Working in other countries can often present limitations in the form of required work permits, different certificates of qualification, language barriers, and the like, but with advance planning the paperwork can be applied for and these obstacles dealt with and overcome. In the Azores we met a cruising couple who were computer professionals and enjoyed taking on short-term overseas contracts in countries they could sail to. This way they had an interesting mix of cruising and job security in the countries they arrived in.

Cruisers with skills useful to other cruisers such as refrigeration and engine repair often earn their keep just working within the cruising community wherever they go and where they are in constant touch with potential customers. On our recent visit to Malta we met up with a British sailor spending the winter there before sailing on to Greece this summer. He was a certified RYA instructor so was approached by many local sailors wanting to achieve various levels of training and RYA certification. He spent the winter teaching them on their own boats and was offered several delivery jobs as well. Like many work-along-the-way sailors, he didn't rely on this work as his only source of income but it was an enjoyable and rewarding way to top up his cruising fund and get involved in the local boating community while cruising at the same time.

Long-term cruisers generally find that it is nice to stop and stay in one place from time to time to catch their breath, maintain their boats, and find seasonal work while they do. Once they have established work contacts they often return to the same place each winter or summer or tourist season when extra workers are needed during busy times.

You Name It

There are lots of wonderful and unusual ways to earn a living while cruising. In the Bahamas we met a statuesque Swedish hairdresser who gave topless haircuts on the beach. She announced her services on the VHF net and only charged $5.00 for a basic cut or beard trim but always made a bundle. Singer and cruiser Eileen Quinn tops up her cruising kitty performing her entertaining cruising songs at boating events and by selling her CDs. Paul and I produce travel and nature documentaries for television as well as sailing DVDs.

Making cruising pay is possible. It just takes a little patience and imagination, qualities all boaters with a dream possess.

In Part 5: Part-time Cruising in the next issue of CY, we'll discuss how more cruisers are opting to cruise part-time and the benefits this style of cruising offers with regards to work, family relations, and cruising pleasure.

Paul and Sheryl Shard are the authors of the bestselling book, "Sail Away!

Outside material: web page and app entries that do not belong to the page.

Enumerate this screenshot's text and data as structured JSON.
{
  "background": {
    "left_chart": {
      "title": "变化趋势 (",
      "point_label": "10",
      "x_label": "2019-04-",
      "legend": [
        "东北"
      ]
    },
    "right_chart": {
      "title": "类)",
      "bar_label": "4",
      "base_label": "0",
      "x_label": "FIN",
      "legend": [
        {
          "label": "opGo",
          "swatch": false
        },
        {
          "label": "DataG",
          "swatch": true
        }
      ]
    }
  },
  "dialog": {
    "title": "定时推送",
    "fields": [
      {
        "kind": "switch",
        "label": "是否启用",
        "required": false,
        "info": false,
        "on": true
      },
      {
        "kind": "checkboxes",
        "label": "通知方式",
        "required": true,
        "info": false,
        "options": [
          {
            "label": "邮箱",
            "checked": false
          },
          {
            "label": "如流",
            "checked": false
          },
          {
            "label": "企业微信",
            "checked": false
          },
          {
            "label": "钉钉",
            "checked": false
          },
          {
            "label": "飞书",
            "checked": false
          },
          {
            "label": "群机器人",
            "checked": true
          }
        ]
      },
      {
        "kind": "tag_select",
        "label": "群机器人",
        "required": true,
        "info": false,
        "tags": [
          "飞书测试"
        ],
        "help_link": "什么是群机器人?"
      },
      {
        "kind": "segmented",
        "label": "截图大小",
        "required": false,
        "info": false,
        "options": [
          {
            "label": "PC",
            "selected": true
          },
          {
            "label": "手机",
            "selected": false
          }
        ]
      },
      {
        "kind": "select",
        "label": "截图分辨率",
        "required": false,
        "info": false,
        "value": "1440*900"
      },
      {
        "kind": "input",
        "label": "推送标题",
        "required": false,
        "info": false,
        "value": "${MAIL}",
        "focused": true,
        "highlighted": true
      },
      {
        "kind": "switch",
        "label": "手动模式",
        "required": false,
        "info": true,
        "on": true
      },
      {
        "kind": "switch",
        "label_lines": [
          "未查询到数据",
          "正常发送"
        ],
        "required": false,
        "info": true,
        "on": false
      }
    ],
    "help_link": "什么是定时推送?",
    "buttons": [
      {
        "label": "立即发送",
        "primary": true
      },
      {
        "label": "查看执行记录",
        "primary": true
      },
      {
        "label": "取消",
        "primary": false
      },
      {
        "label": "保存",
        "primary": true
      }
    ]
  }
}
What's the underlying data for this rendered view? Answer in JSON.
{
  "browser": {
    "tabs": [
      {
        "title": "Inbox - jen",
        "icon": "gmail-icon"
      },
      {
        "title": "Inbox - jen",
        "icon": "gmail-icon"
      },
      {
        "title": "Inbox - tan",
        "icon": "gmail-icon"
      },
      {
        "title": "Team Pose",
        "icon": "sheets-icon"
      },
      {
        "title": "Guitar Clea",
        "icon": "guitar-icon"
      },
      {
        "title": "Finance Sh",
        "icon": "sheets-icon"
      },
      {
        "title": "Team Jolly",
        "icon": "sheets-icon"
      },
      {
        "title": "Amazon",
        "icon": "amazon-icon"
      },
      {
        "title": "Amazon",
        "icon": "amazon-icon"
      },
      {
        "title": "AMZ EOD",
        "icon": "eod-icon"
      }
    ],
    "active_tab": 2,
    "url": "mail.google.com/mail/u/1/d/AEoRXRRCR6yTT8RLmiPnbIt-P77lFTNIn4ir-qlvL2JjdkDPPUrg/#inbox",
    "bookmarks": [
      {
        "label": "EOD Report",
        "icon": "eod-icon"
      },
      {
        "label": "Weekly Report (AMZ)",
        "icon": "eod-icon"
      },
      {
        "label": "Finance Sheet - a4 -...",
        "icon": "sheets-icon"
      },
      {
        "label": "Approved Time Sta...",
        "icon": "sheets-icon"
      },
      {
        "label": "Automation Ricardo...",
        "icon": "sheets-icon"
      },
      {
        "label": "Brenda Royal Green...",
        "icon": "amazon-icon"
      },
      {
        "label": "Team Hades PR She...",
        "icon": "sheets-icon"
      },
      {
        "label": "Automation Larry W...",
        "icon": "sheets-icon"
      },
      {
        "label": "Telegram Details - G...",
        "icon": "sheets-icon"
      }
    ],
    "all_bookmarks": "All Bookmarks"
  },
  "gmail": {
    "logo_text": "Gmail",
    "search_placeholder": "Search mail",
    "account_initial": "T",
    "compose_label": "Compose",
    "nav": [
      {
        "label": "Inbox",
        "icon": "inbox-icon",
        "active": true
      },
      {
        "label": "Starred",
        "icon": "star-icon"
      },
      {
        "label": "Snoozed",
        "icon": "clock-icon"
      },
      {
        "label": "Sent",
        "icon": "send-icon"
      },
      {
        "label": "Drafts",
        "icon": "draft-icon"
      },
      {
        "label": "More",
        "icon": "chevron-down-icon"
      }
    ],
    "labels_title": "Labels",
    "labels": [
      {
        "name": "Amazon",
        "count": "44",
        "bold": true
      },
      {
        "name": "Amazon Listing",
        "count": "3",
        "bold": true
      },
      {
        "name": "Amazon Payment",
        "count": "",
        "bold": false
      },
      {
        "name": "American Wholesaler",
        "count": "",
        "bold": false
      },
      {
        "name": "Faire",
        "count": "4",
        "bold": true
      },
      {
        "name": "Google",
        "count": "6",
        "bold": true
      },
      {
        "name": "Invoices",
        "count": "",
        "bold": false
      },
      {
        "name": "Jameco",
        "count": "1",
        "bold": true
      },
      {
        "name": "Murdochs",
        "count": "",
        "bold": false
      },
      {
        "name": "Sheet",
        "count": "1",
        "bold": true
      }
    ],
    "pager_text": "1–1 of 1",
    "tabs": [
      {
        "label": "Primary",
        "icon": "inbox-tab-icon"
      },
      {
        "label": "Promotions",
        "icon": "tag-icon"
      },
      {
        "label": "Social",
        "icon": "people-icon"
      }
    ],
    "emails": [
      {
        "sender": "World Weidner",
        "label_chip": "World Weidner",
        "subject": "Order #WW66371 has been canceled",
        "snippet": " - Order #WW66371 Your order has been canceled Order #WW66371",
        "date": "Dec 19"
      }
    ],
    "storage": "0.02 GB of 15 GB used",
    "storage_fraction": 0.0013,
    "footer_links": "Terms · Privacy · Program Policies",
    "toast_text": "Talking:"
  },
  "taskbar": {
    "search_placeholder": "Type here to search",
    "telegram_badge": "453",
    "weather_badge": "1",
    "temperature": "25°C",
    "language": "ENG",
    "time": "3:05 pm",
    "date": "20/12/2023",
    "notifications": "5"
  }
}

A Guide to Outfitting and Provisioning for Cruising" and the hosts of the award-winning sailing TV series, "Distant Shores" which is also available on DVD. Visit their website